Rival CD&R had previously been given a deadline of 17 July to either make a firm offer for Morrisons or walk away. Now that the board has backed an alternative offer, it is not clear whether CD&R will attempt to disrupt the process with a counterbid during what will be a months-long process of finalising the Fortress deal.

Mark Kelly, a managing director at Cowen, said in a note on Saturday that the Fortress bid may not be the end of the game.

“There have been recent calls from shareholders to look at prices like 270p as being appropriate,” he said.

“It is likely that Morrisons’ board saw there was a lack of tension in the absence of competition — and therefore once one [private equity] bidder tabled an offer in an acceptable range, it is an appropriate tactic to accept this, make it public, and hope that a competitive auction then ensues.”

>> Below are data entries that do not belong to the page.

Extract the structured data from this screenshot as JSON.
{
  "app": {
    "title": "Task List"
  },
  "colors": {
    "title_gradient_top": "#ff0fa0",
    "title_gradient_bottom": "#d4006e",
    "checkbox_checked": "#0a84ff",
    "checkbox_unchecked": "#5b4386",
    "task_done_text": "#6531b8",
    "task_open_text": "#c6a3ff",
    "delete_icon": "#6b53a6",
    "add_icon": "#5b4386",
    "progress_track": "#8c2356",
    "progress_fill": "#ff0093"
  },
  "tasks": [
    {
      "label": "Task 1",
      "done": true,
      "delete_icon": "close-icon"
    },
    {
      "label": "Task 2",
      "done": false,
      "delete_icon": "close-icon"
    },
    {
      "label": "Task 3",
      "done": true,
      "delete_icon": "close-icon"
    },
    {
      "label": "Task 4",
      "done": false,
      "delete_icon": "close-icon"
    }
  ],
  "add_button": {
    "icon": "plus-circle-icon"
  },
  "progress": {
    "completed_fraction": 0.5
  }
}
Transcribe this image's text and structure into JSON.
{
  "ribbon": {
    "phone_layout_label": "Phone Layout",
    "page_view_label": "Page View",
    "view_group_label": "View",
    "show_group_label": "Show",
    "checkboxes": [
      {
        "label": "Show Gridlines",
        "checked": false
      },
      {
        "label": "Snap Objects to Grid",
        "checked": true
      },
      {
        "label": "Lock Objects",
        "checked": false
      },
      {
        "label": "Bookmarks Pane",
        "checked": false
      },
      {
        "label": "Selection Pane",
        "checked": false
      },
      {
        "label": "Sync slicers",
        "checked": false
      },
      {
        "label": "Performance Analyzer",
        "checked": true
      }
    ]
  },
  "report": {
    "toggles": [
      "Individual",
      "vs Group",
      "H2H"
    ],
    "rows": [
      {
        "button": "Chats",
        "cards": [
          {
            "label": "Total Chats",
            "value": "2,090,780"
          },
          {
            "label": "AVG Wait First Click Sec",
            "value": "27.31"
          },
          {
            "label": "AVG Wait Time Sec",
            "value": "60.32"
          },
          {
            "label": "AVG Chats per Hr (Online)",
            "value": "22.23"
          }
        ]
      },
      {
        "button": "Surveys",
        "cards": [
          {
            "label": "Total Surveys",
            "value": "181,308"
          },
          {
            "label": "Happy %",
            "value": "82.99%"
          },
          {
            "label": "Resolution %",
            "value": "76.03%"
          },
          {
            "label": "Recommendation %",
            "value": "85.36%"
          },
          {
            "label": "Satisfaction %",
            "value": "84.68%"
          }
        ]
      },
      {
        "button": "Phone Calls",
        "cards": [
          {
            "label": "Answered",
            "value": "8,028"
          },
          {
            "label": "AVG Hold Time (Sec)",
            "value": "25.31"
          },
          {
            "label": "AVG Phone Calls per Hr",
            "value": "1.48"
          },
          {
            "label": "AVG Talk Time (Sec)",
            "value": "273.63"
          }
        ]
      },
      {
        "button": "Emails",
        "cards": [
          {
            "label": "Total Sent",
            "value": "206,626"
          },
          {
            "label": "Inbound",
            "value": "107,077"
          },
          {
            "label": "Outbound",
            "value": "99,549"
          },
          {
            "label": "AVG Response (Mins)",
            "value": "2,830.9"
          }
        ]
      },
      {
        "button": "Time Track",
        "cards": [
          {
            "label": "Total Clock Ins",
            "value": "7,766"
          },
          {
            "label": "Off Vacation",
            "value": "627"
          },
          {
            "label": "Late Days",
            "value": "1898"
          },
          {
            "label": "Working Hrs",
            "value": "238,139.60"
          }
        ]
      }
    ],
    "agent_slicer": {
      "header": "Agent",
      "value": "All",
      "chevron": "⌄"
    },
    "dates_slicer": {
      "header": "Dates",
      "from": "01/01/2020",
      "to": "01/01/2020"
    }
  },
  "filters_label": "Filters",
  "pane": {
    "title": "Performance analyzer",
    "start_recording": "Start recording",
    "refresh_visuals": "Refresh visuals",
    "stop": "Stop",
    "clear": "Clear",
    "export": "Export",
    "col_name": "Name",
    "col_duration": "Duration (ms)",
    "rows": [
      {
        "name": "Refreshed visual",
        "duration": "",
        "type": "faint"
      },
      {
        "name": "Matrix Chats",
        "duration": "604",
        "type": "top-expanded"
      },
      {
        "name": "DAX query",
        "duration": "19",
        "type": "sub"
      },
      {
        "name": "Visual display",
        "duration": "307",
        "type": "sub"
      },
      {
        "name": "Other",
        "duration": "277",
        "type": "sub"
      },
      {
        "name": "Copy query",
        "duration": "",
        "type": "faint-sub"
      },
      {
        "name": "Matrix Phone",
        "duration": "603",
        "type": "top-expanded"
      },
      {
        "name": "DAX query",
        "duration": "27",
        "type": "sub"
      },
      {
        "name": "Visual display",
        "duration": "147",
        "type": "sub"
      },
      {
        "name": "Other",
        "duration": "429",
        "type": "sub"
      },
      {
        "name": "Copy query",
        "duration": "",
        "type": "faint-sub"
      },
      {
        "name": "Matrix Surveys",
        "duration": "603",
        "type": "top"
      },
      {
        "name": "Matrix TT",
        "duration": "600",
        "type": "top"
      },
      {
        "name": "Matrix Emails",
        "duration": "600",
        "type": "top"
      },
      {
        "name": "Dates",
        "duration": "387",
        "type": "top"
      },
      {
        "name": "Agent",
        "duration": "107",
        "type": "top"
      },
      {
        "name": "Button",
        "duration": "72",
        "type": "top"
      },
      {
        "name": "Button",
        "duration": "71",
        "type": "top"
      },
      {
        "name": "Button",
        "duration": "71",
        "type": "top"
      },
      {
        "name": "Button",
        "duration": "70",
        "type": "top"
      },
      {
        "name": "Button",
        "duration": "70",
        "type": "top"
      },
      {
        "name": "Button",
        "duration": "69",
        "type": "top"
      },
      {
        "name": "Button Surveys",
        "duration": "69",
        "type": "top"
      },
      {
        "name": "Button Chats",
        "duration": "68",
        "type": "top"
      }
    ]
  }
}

Ross Hindle, analyst at Third Bridge, said it would be telling to see how Amazon reacted to the news. “They are a key partner to Morrison’s, with much speculation that they might make a bid,” he said.

Morrisons’ largest shareholder is Silchester, a low-profile London-based asset manager that owns a 15 per cent stake. The company did not immediately comment on the Fortress bid.

The deal would need the approval of 75 per cent of Morrisons’ shareholders under a takeover mechanism known as a scheme of arrangement.

Morrisons’ management team, led by chief executive Dave Potts, has received kudos for its attempt to turn around the business since 2015 but has failed to win over investors.

Before the CD&R approach was revealed shares had been trading lower than they were when Potts took over.

In the year to the end of January, Morrisons reported sales of £17.5bn and net income of £96m. The grocer faced a shareholder revolt over its pay arrangements in June.

Additional reporting by Attracta Mooney

Video: Supermarkets’ super struggle to make money from home delivery boom



Source link

Leave a Reply

This site uses Akismet to reduce spam. Learn how your comment data is processed.